Synnecrosis, a relatively obscure death-metal band from the northwest suburbs, is hoping to get signed to a big label and tour. Their stage show is more tame than Ezurate’s–they perform in jeans and T-shirts and stick to generic double-bass-drum blasts, hamfisted guitar work, and low-pitched, mush-mouthed vocals–but both bands feature fancy guitar solos that meander across the frets until the songs crash to a stop. Lead guitarist Shane Merrill books metal shows in the city and suburbs: the Knights of Columbus hall in Arlington Heights, Riley’s Rock House in Aurora, and occasionally the Fireside Bowl in Chicago. He admits his connections have probably helped the band to get shows, but he’s trying not to lean too heavily on his contacts. “I wouldn’t put Synnecrosis on a show I didn’t feel confident about–it would make us feel self-conscious.” The band didn’t even define its music as death metal until appearing at a metal event in August: “We played a Relapse Records-sponsored show and we fit right in.”

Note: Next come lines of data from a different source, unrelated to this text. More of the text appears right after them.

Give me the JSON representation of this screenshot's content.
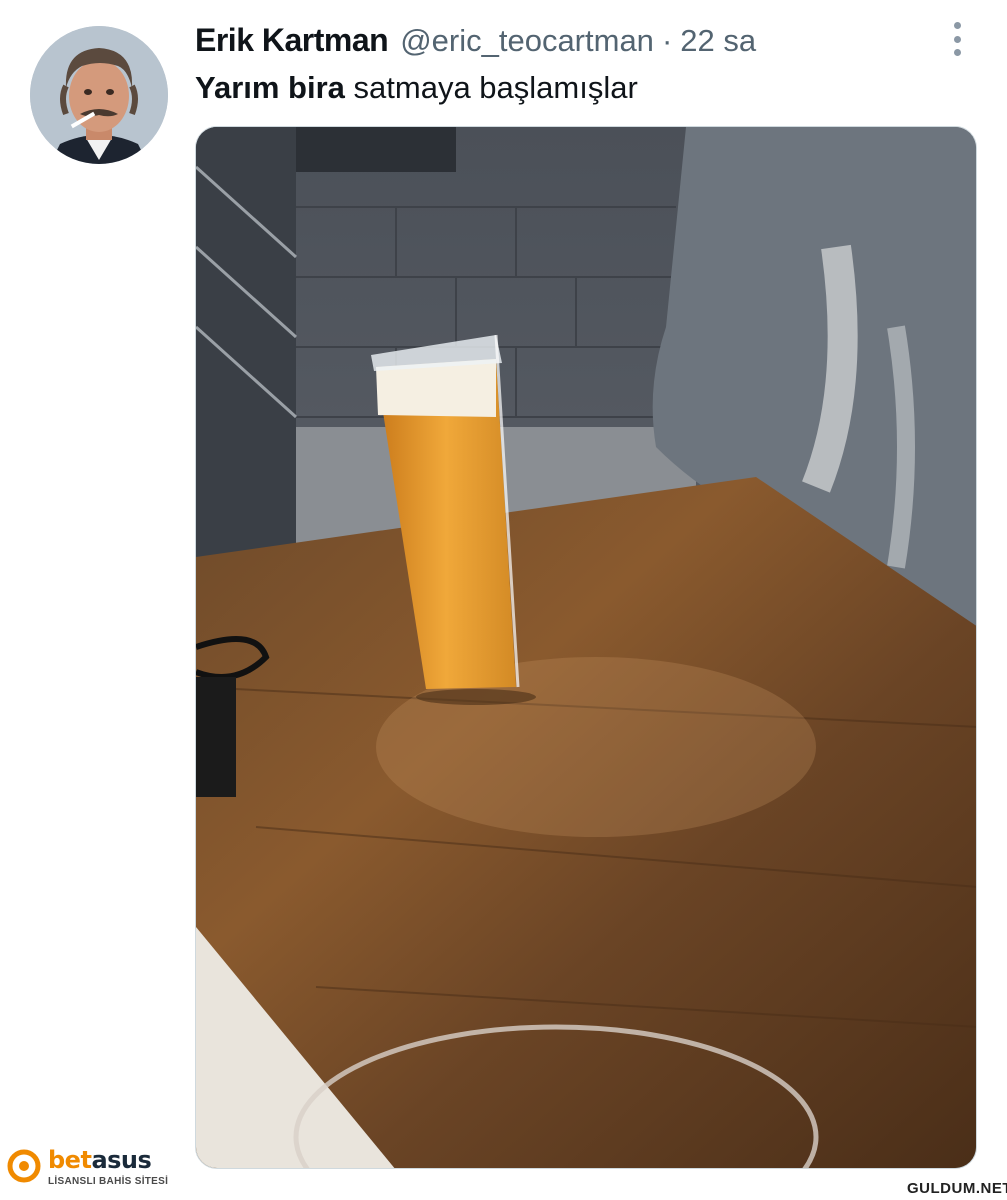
{
  "tweet": {
    "display_name": "Erik Kartman",
    "handle": "@eric_teocartman",
    "separator": "·",
    "time": "22 sa",
    "text_bold": "Yarım bira",
    "text_rest": " satmaya başlamışlar"
  },
  "watermarks": {
    "left_brand_main": "bet",
    "left_brand_accent": "asus",
    "left_tagline": "LİSANSLI BAHİS SİTESİ",
    "right": "GULDUM.NET"
  },
  "icons": {
    "more": "more-vertical-icon",
    "brand": "betasus-logo-icon"
  },
  "colors": {
    "text_primary": "#0f1419",
    "text_secondary": "#536471",
    "brand_orange": "#f08a00"
  }
}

They certainly didn’t fit in when they performed at the Knights of Columbus hall last month. The other bands played angry-for-no-reason rich-kid hardcore metal–a cross between punk jock-rock and Iron Maiden. Some audience members strategically swung their fists, jumped in the air, and performed elaborate fake karate moves. All the khaki-clad guys groped and spanked one another, while the heavily made-up girls mostly hung out in packs, chatting about their apartments or their musical preferences. One guy tattooed with roses bearing the words “Eternal Faith” on the inside of his forearms said he didn’t know what he placed faith in. The members of Synnecrosis would rather have been playing a true death-metal show, but they figured they were paying their dues.

A young woman who was obviously enjoying the mongrel metal said she hates typical death-metal concerts because the crowds are antisocial, aloof, and disrespectful toward women. Physically intimidating a woman until she accepts a drink or breathing like a bull on her head isn’t necessarily the best way to get a girlfriend, but perhaps it works for some guys.

Most people find it ludicrous to watch men dressed in leather, greasy with sweat and face paint, growling about witchcraft, demonology, human innards, war, and topics covered in the Necronomicon. That’s the main reason you’ll almost never see a death-metal review in a high-profile music magazine, though you will find rock, pop, rap, punk, indie, and electronic music criticism all in the same issue. Perhaps it’s socially unacceptable to condone primitive behavior, but rude conduct obviously draws fans. According to SoundScan, death-metal band Morbid Angel’s Covenant sold 110,000 copies, 30,000 more than Dig Me Out, the best-selling record by critics’ darlings Sleater-Kinney. And magazines like Pit and S.O.D. and specialty music stores (such as Chicago’s Nightfall Records) that focus solely on metal culture do exist, though their sparsity suggests metalheads are lone satellites, suspicious of any “scene” as the nihilistic bands they support. The musicians brag that they thrive on evil–at least onstage–but their “survival of the fittest” mentality doesn’t enhance their chances of success. You live by the sword, you die by the sword.

Ezurate will play on Saturday at Champs Overtime Sports Bar, 5728 W. 87th in Burbank (708-499-4140), and will perform live on WHPK 88.5 FM at 9 PM on October 20. Synnecrosis will perform on October 22 with Vader, Dying Fetus, Deeds of Flesh, and Cephalic Carnage at Riley’s Rock House, 110 N. Lake in Aurora (630-896-1031). Nightfall Records is located at 4039 W. Lawrence in Chicago (773-725-3530), and Smiler Coogan’s at 5637 W. Grand in Chicago (773-889-0601).

Art accompanying story in printed newspaper (not available in this archive): photos/Suzy Poling.